Wonderland learns a little more about the Frenchman behind one-man music-machine Broken Back.
You may have heard of Broken Back already, and not from a panicked trip to A&E.
The Frenchman recently released debut EP ‘Dear Misfortune, Mother of Joy’ independently, with tracks shooting to number 1 on Hype Machine twice, consequently snapping up the attention of labels the world-over. Having now returned with a world-wide record deal under his belt, Broken Back has released the visual for ‘Happiest Man On Earth’, taken from the upcoming EP of the same name. The track pretty much does what it says on the tin, with Broken Back perfectly encapsulating the feeling of free, unadulterated joy as he passes the world’s stresses and messes by without a single care. It’s a theme that runs throughout Broken Back’s sound; it’s been a while since an artist has been able to so consistently turn freedom and joy into a solid 3 minute audio escape.
With an album due early next year, Wonderland catch up with the Frenchman to discuss his creative process, the lure of PEZ candy and what’s next for Broken Back.
What makes you the happiest man on earth?
Eating Nutella pancakes while making music in my home-studio of Saint-Malo. I think the pursuit of happiness stops right there.
You’ve been described as a mix of a French George Ezra with Vance Joy; how would you describe your sound to someone who hasn’t heard it before?
It’s a mix between Folk and Electro marked by paradoxes. Sometimes the lyrics can be melancholic with a happy melody, or a dreaming chorus that contrasts with powerful drums. That’s what I’ve been trying to show with the artwork of the EP, a mix between sharp and round shapes, or the hot and cold colors.
What made you want to start making music?
Two years ago I was ending a business school, going from internship, funding two start-ups and working a thesis. Then I really “broke my back” and had to recover for months. Music helped me to go through this hard time. Back then I just grabbed my guitar and started to write the first songs of the EP ‘Dear Misfortune Mother Of Joy’. And as you can guess, I see now this past “misfortune” as one of the best opportunities I’ve ever had.
The excellently jubilant video for ‘Happiest Man On Earth’ captures the freedom and joy of childhood quite brilliantly. What do you miss the most about childhood?
PEZ Candy. I mean, that was something.
The video also features a wonderful looking tricycle. If you could only listen to three albums for the rest of your life, what would they be?
Buena Vista Social Club’s ‘Buena Vista Social Club’, Supertramp’s ‘Breakfast in America’ and ‘The Very Best of Cat Stevens’ by Cat Stevens.
Can you tell us about the process you go through when you’re making music? Do you have to be in a particular mind-set or a particular place?
Well there is only one rule. And this rule is that there is no process at all! Every song has experienced a different process so far. The similarities are that I produce the tracks using all the instruments by myself like guitars, singing, bass, drums, percussions, synths… and I produce everything in my home studio in Saint Malo – which is a coastal city in west of France. This allows me to take some breaks between two studios sessions as the beach is only 1 min away from the studio. So I guess it gives the music some kind of iodinated aspect!
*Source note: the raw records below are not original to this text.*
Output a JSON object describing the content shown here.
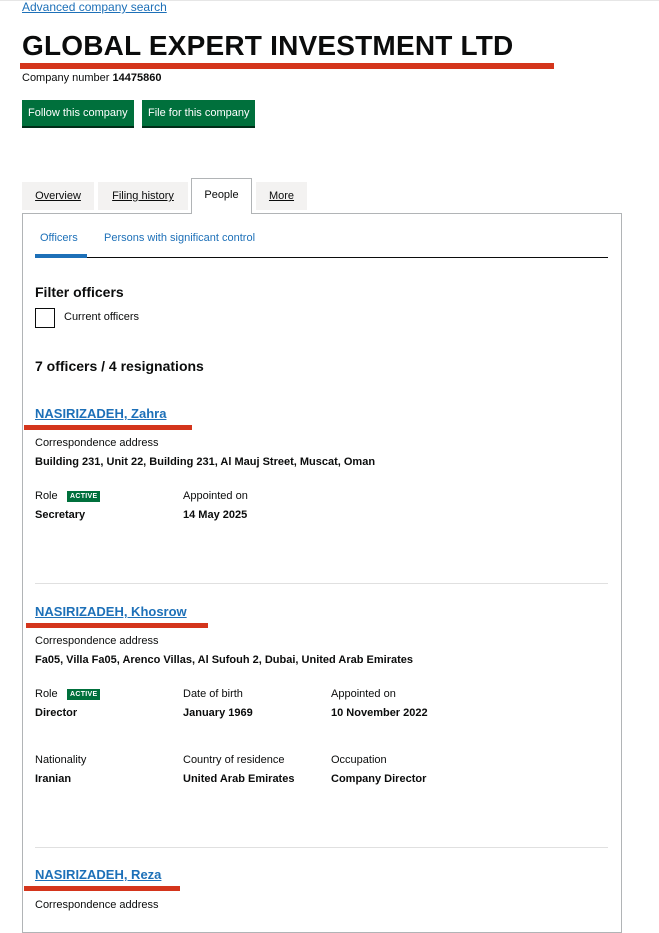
{
  "header": {
    "advanced_search": "Advanced company search",
    "company_name": "GLOBAL EXPERT INVESTMENT LTD",
    "company_number_label": "Company number",
    "company_number": "14475860"
  },
  "actions": {
    "follow": "Follow this company",
    "file": "File for this company"
  },
  "tabs": [
    {
      "label": "Overview",
      "active": false
    },
    {
      "label": "Filing history",
      "active": false
    },
    {
      "label": "People",
      "active": true
    },
    {
      "label": "More",
      "active": false
    }
  ],
  "subtabs": [
    {
      "label": "Officers",
      "active": true
    },
    {
      "label": "Persons with significant control",
      "active": false
    }
  ],
  "filter": {
    "heading": "Filter officers",
    "checkbox_label": "Current officers",
    "checked": false
  },
  "summary": "7 officers / 4 resignations",
  "labels": {
    "address": "Correspondence address",
    "role": "Role",
    "appointed": "Appointed on",
    "dob": "Date of birth",
    "nationality": "Nationality",
    "residence": "Country of residence",
    "occupation": "Occupation"
  },
  "officers": [
    {
      "name": "NASIRIZADEH, Zahra",
      "address": "Building 231, Unit 22, Building 231, Al Mauj Street, Muscat, Oman",
      "status": "ACTIVE",
      "role": "Secretary",
      "appointed": "14 May 2025"
    },
    {
      "name": "NASIRIZADEH, Khosrow",
      "address": "Fa05, Villa Fa05, Arenco Villas, Al Sufouh 2, Dubai, United Arab Emirates",
      "status": "ACTIVE",
      "role": "Director",
      "dob": "January 1969",
      "appointed": "10 November 2022",
      "nationality": "Iranian",
      "residence": "United Arab Emirates",
      "occupation": "Company Director"
    },
    {
      "name": "NASIRIZADEH, Reza"
    }
  ],
  "colors": {
    "link": "#1d70b8",
    "button": "#00703c",
    "highlight": "#d4351c"
  }
}
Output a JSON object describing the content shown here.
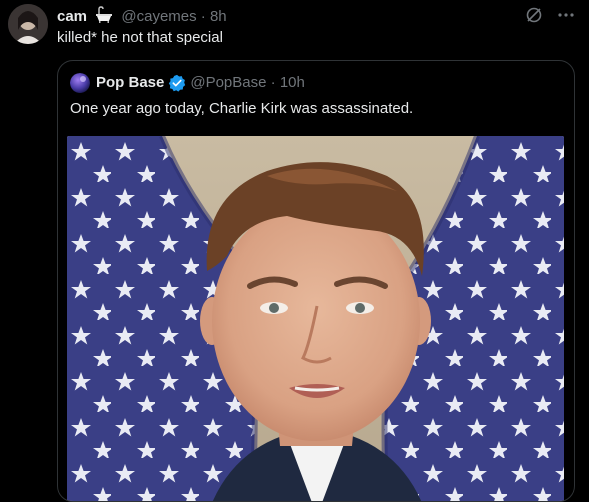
{
  "tweet": {
    "display_name": "cam",
    "handle": "@cayemes",
    "time": "8h",
    "text": "killed* he not that special"
  },
  "quoted": {
    "display_name": "Pop Base",
    "handle": "@PopBase",
    "time": "10h",
    "text": "One year ago today, Charlie Kirk was assassinated."
  },
  "colors": {
    "background": "#000000",
    "muted": "#71767b",
    "verified": "#1d9bf0"
  },
  "icons": [
    "bathtub-emoji-icon",
    "verified-badge-icon",
    "grok-icon",
    "more-icon"
  ]
}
Do you think France has contributed anything to your sound that no other country could? How do you think it has influenced you?
I sure was influenced by the place where I grew up and where I produce my songs. But the Broken Back project is meant to be without borders as I sing in English. My aim is to tell stories and share them with all the people that are recognizing themselves in those stories.
You’ve come from releasing your debut EP independently to now having a worldwide record deal and millions of views on YouTube. What are the main differences between releasing yourself and with a major deal?
Well from the production side, nothing as I produce my songs in the same indie way I was, in my home studio in Saint-Malo. The most interesting part is on the visual aspect of the Broken Back project, as I was able to say “Hey let’s put a young adult on a custom Tricycle with a pilot suit” and people replied “Sure, let’s do this!” and that is really amazing.
Are there any specific goals you dream of achieving with your music?
As I cured myself with music, I’d love that my music could help any other people to enlighten their daily life while going through a bad time.
What’s next for Broken Back?
I am just finishing my first album that will be released next year. So new songs, new videos and new tour around the world with my crazy drummer Sam! Stay tuned!
Words: Milly Stockton